Search the internet, and you’ll find dozens of designs for DIY video equipment, from simple one-legged monopod supports to elaborate cranes and dollys. This issue’s Tutorial focuses on two do-it-yourself crane and jib designs. The crane, designed by Brian Peterson, is one you might use in your big-budget productions. It costs about $500, which is thousands of dollars less than a similar Hollywood device. The jib, by Tom Benford, is an easy-to-assemble design to get those quick-and-easy moving shots that anyone can operate for about $50. Read the article here. The differences between the two all come down to what you want to shoot, ruggedness, smoothness and flexibility.
This text guide follows along with the video tutorial, which can be viewed here. But before you get out your trusty toolbox and strap on that toolbelt, think first about your needs. Will you be shooting mostly outdoors? If you’re doing interiors, you need to plan for ceilings with low height. What size video camera are you using, and do you plan to upgrade? Think about transport: once you’ve built it, can you get it into that 1977 Pacer hatchback? The choices are yours… your circumstances will determine your equipment needs. The good news: you don’t have to be a major builder or tech guru to build these.
Cranes are usually bigger than jibs, and they can carry not just the camera, but often the crewmembers operating it. Brian Peterson’s crane was designed to be robust and hearty, with a potential to upgrade and accessorize at a later date. Brian planned it with the length of his cargo needs and the extreme heights he expects his camera to achieve in mind.
STEP 1: Crane Base
STEP 2a & b: Strengthen with Spreaders
You need to super-strengthen the tripod that will act as a support for the crane arm. This is a spreader system created to keep the tripod legs from splaying out or collapsing while weighted by the camcorder.
STEP 3: Weighted Feet & Secured Head
STEP 4: Head Assembly
STEP 5: Custom Threaded Handle
STEP 6: Arm Assembly
3 lengths of 2″x5” boxed aluminum weigh about 8-10 pounds each. These have custom cuts to fit bolts for attaching. The center bar has a sliding 5-pound weighted scale, like a standard weight measure in a doctor’s office.
STEP 7: Counterweights
STEP 8: I Beams
STEP 9a & b: Head Assembly

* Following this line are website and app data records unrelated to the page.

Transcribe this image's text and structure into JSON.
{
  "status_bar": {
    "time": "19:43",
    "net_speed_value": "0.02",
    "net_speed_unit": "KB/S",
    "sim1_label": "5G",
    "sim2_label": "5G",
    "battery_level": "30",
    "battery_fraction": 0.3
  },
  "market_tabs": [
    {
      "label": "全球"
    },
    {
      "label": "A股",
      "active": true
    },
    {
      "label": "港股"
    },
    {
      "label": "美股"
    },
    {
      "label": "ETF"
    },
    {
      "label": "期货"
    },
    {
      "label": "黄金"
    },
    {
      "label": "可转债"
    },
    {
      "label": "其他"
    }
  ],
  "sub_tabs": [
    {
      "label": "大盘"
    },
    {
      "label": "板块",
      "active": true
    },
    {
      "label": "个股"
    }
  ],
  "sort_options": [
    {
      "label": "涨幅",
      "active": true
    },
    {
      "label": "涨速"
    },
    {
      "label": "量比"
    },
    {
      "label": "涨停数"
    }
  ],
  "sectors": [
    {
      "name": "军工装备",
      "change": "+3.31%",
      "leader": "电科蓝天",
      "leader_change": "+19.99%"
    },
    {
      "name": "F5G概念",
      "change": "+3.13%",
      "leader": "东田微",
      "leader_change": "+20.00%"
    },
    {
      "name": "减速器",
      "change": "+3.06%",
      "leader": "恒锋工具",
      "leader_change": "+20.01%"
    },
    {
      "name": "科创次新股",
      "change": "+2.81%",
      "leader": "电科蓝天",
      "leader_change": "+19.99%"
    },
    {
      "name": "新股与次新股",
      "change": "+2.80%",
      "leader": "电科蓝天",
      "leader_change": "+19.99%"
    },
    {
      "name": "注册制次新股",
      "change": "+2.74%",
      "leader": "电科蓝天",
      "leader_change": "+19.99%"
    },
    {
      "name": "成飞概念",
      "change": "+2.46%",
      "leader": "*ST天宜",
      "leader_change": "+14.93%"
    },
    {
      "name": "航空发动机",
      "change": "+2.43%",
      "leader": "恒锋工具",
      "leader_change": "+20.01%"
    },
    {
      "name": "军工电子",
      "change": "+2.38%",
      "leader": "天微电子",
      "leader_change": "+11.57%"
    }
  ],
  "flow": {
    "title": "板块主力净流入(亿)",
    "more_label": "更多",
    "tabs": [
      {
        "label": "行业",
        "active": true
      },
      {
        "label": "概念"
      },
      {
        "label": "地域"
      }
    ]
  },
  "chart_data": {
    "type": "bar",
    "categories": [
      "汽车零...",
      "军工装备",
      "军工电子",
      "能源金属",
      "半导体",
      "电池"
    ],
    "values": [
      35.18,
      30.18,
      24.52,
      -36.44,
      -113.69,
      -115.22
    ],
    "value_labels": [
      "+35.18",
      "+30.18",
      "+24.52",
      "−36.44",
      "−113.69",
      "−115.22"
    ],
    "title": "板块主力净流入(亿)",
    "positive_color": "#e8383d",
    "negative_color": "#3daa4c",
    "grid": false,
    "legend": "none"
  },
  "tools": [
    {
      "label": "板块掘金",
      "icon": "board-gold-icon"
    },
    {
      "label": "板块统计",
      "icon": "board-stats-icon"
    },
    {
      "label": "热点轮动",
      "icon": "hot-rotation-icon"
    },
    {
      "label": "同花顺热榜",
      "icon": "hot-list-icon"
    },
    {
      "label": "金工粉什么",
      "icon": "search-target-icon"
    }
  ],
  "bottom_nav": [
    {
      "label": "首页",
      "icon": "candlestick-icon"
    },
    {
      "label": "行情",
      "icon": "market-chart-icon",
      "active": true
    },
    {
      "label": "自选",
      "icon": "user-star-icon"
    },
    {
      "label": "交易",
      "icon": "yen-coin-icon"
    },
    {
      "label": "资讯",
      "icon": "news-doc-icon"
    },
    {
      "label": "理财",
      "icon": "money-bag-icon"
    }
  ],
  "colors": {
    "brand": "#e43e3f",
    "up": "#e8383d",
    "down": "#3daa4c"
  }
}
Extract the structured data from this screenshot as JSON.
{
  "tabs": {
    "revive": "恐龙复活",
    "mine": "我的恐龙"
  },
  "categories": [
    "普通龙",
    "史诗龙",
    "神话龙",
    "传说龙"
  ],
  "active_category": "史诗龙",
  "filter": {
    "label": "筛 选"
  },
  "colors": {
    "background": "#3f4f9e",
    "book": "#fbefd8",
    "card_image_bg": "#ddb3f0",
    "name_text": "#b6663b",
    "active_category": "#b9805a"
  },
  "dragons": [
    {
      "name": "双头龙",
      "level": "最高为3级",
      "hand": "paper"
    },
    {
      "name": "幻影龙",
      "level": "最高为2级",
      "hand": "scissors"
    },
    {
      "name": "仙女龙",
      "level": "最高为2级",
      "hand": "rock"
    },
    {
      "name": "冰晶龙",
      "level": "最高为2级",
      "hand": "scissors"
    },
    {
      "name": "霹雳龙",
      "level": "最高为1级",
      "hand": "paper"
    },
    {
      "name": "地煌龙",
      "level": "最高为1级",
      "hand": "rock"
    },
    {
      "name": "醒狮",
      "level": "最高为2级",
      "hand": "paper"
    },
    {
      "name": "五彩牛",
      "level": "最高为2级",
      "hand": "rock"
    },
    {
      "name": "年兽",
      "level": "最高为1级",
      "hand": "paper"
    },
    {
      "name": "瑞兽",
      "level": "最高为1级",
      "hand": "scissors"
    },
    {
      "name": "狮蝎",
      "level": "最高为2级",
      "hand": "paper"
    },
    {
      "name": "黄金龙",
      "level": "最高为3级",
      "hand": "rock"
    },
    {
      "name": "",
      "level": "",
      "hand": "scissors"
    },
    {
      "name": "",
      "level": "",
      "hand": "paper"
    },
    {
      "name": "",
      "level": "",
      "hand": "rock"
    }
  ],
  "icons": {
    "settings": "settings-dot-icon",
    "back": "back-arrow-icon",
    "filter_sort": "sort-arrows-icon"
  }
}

STEP 10: Level the Head
STEP 11: Putting It All Together
STEP 12: CU Fulcrum
STEP 13: Action!
DIY Crane Resources
Interactive Tutorial Content
To view the tutorial video for DIY Crane, click here.